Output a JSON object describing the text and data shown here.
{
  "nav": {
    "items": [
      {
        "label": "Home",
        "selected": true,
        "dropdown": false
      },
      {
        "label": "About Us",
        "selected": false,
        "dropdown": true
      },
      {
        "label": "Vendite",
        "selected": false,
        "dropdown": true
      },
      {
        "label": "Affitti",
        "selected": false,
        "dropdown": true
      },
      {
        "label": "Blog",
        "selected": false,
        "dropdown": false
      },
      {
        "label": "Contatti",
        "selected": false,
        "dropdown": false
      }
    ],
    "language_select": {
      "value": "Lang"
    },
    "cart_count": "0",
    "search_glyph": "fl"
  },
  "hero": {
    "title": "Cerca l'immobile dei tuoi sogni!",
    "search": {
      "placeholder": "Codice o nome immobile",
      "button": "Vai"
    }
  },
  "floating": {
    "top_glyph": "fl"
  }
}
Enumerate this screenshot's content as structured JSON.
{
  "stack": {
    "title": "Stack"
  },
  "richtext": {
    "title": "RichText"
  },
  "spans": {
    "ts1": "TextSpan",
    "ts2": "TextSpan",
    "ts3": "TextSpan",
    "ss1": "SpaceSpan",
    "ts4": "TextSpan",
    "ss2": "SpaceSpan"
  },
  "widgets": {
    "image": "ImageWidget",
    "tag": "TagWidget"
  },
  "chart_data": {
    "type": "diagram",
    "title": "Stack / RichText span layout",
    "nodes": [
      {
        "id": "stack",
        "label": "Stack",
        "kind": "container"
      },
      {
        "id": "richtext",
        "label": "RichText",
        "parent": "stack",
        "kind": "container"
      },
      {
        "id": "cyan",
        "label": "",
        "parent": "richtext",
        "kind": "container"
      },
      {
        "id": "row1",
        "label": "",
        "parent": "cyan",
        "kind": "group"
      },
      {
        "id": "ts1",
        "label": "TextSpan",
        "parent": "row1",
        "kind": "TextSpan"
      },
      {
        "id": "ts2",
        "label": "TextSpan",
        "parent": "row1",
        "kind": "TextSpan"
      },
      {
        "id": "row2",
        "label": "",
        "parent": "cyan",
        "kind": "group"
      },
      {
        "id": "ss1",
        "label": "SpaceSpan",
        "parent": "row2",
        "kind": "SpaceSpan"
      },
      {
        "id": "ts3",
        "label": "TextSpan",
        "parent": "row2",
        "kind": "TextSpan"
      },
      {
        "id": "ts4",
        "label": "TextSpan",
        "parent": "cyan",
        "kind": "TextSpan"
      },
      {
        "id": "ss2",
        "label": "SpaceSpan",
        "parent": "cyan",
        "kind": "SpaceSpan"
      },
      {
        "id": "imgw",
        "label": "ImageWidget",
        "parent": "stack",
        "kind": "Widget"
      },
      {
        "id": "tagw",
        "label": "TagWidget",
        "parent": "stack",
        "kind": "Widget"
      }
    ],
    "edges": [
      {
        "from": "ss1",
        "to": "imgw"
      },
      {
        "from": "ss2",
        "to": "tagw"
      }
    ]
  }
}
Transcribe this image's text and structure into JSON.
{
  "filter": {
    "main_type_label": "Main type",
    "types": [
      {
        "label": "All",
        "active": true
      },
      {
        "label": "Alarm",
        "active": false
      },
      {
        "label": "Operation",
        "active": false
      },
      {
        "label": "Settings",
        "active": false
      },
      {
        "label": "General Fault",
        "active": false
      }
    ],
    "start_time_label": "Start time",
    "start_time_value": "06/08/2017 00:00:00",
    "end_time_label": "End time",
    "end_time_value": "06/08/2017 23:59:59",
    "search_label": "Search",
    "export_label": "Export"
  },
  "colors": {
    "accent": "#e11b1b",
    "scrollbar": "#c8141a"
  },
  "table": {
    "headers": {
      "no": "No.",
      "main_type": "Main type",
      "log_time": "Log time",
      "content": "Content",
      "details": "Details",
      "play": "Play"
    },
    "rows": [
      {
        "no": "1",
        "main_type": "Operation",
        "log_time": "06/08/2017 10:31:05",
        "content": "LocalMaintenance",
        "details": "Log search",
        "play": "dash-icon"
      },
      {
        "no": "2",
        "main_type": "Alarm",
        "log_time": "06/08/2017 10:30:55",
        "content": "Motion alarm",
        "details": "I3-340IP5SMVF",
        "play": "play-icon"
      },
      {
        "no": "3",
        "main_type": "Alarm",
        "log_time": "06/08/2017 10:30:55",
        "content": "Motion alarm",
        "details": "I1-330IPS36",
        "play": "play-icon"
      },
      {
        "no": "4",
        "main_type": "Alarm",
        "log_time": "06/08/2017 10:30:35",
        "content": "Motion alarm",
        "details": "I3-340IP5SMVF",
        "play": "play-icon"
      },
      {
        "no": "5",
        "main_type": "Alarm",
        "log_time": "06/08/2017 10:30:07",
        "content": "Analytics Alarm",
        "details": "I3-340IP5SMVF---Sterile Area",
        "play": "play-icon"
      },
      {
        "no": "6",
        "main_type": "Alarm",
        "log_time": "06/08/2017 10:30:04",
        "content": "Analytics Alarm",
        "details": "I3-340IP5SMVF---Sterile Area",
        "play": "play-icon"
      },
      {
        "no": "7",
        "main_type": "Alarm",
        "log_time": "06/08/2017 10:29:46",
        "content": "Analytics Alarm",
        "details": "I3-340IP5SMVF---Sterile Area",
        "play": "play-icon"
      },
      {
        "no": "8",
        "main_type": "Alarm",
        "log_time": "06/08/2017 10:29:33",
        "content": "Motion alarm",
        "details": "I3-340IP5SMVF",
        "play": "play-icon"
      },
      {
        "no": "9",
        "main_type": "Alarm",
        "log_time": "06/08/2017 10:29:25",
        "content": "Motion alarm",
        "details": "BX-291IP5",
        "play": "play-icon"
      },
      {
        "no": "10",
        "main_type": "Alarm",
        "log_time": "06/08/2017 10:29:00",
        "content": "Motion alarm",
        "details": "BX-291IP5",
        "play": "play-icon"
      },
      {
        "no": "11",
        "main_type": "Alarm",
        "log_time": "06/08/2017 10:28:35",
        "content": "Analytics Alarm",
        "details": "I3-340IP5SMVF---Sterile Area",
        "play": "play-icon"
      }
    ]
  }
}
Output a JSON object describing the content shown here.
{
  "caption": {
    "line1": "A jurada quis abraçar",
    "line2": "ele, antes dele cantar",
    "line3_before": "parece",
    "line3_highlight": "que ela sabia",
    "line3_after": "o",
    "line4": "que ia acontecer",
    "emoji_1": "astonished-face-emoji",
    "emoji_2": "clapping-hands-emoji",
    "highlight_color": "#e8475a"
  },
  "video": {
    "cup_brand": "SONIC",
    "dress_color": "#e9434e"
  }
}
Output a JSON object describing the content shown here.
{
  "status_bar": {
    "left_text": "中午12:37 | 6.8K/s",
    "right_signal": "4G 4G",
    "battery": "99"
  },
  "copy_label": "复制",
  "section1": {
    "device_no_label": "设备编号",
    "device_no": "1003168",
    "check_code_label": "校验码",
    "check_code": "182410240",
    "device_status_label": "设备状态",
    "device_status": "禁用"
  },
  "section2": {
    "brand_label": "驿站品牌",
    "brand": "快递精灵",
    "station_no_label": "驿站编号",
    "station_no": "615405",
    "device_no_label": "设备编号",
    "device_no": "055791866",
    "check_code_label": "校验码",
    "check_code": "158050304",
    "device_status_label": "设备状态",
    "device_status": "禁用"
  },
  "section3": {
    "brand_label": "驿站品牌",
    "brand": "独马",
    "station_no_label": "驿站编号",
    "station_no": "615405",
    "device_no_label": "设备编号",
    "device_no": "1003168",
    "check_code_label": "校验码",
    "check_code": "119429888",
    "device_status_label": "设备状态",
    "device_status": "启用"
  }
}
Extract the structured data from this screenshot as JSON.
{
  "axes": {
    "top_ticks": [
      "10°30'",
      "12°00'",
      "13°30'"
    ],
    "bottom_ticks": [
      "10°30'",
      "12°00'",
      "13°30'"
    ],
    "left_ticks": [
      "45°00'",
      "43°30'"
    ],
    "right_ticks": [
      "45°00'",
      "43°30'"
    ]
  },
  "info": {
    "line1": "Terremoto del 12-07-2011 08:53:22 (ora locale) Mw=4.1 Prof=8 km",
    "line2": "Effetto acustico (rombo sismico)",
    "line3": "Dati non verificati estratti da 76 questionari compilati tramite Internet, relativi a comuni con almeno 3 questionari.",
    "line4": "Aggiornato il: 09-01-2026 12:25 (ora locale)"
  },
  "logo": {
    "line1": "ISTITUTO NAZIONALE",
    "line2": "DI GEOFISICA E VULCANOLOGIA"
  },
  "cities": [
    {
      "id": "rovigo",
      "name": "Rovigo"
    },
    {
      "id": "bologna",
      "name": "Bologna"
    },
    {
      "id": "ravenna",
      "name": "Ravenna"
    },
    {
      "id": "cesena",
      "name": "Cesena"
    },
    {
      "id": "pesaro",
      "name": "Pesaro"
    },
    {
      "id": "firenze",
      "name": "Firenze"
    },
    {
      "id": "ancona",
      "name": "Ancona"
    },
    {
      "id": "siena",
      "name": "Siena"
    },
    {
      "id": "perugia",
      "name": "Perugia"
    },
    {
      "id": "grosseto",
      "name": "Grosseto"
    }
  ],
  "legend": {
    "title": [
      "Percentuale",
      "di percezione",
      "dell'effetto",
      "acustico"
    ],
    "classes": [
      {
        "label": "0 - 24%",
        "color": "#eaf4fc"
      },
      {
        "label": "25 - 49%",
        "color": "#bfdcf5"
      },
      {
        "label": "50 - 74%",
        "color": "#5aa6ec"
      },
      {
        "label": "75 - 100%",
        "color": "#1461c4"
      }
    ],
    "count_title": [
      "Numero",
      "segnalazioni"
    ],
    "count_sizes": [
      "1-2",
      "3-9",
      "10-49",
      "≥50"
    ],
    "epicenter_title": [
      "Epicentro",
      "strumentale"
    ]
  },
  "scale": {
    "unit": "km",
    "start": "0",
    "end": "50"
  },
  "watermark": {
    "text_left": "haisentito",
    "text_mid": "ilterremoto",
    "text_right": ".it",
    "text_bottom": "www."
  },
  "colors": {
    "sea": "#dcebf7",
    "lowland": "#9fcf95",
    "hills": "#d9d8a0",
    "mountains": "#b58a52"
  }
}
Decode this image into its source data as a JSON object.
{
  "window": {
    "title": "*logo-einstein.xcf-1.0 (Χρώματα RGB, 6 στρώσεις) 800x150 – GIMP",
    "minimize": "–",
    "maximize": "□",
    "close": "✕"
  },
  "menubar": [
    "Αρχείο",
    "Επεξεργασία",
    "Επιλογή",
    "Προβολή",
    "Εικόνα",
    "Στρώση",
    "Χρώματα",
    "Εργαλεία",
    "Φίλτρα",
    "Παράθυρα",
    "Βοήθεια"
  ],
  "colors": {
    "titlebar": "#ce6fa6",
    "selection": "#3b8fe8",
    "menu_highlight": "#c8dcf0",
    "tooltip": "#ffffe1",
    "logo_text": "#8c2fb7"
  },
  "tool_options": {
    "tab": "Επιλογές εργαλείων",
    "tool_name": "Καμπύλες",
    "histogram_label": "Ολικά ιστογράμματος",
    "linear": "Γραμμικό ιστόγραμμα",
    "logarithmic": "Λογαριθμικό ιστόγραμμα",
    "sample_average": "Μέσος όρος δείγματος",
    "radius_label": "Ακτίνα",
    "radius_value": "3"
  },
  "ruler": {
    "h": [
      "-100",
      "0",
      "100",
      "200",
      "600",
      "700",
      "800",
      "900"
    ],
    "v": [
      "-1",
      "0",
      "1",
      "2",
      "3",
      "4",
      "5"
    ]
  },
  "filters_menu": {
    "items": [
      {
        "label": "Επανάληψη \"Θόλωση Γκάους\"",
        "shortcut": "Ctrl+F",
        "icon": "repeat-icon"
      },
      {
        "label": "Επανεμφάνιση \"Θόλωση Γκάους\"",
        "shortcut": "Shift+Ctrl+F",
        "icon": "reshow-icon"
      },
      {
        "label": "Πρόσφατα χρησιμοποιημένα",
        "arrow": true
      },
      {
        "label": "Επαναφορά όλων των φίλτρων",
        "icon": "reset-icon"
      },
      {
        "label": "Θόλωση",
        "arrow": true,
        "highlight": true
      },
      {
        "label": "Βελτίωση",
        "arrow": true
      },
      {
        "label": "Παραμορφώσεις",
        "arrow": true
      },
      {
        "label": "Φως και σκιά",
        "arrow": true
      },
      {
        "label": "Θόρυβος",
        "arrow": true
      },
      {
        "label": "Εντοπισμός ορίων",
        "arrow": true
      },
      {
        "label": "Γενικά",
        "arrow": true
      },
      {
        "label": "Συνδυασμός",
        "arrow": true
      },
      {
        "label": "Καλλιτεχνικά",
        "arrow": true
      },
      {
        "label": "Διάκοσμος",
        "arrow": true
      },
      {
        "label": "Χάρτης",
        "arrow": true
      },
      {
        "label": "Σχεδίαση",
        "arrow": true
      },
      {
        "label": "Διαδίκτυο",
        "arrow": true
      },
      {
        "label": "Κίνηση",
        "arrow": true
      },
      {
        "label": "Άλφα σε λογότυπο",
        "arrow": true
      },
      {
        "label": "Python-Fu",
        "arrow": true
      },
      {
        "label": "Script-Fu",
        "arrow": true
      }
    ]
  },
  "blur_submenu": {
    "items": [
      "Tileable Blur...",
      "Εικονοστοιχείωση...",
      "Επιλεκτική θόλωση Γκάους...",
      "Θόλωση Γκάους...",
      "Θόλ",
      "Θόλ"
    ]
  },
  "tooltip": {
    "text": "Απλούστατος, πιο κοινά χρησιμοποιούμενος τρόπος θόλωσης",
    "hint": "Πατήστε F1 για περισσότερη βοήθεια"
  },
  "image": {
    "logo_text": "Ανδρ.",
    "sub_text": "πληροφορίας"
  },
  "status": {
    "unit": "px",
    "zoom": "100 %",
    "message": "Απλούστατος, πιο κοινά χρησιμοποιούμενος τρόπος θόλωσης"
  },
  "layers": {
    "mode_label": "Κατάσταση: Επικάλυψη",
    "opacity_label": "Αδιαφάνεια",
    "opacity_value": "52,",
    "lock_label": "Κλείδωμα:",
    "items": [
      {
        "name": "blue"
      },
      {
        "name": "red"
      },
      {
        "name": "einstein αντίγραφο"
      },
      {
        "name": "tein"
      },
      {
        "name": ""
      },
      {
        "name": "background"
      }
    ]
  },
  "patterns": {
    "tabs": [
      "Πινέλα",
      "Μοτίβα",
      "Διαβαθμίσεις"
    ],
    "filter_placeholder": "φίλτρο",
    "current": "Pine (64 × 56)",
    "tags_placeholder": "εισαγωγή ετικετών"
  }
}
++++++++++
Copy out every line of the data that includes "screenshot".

Enumerate this screenshot's content as structured JSON.
Extract the structured data from this screenshot as JSON.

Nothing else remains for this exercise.